- Your instructions:
Among the records that follow, find each line holding the word "items" and copy it.

- Given information:
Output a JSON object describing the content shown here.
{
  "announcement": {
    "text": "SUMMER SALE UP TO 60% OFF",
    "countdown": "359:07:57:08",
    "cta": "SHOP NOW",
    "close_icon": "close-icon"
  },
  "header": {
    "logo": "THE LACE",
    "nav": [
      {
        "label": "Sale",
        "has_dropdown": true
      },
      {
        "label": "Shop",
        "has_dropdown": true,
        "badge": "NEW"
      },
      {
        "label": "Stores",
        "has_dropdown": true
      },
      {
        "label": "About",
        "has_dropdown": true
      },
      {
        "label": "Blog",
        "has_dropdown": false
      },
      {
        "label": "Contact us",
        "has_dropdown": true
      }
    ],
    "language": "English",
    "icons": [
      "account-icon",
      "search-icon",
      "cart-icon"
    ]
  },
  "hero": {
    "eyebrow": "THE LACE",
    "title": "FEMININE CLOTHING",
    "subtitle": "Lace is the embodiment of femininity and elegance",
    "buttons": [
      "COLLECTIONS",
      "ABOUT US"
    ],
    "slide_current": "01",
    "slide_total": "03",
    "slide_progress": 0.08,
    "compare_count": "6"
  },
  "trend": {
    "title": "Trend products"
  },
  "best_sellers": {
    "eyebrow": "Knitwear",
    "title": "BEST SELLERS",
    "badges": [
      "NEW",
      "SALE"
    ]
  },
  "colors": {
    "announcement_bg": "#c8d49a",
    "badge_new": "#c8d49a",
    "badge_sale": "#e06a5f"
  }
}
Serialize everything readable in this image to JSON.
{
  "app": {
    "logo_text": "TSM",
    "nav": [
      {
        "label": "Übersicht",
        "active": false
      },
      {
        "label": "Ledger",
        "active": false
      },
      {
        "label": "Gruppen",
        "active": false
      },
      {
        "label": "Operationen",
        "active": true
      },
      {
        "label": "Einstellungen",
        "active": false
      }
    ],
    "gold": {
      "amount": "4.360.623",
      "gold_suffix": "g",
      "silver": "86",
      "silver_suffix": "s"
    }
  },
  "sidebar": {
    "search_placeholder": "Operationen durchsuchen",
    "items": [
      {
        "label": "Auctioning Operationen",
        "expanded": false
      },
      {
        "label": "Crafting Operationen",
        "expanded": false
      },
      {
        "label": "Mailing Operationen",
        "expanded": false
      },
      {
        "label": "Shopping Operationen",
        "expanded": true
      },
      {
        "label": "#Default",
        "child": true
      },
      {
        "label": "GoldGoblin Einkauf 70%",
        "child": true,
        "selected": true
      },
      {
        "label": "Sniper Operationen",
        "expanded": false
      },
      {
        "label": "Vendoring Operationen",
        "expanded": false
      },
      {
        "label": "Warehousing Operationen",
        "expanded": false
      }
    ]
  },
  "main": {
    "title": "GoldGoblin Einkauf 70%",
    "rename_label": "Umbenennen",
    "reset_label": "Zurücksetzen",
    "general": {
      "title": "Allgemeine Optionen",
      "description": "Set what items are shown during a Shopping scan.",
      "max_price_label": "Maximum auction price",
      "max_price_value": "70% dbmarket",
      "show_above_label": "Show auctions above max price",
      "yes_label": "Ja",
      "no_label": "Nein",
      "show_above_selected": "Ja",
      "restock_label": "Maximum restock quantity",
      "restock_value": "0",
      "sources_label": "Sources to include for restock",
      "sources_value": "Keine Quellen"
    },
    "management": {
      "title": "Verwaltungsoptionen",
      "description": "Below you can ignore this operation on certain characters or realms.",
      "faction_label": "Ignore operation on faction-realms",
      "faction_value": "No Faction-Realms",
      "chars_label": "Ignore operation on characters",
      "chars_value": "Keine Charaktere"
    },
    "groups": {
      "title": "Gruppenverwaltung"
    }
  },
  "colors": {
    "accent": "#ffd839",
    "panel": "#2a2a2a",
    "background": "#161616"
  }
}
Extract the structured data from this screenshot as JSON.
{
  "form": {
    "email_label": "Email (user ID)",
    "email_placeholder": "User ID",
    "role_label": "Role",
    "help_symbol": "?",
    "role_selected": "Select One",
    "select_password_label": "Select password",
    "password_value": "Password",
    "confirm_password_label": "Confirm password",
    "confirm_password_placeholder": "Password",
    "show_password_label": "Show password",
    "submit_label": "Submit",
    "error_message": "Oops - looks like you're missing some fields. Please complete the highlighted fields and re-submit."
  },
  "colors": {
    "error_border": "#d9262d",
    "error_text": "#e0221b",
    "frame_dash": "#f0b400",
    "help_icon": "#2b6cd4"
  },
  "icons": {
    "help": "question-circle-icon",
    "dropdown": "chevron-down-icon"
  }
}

- Exercise answer:
    "items": [
      "description": "Set what items are shown during a Shopping scan.",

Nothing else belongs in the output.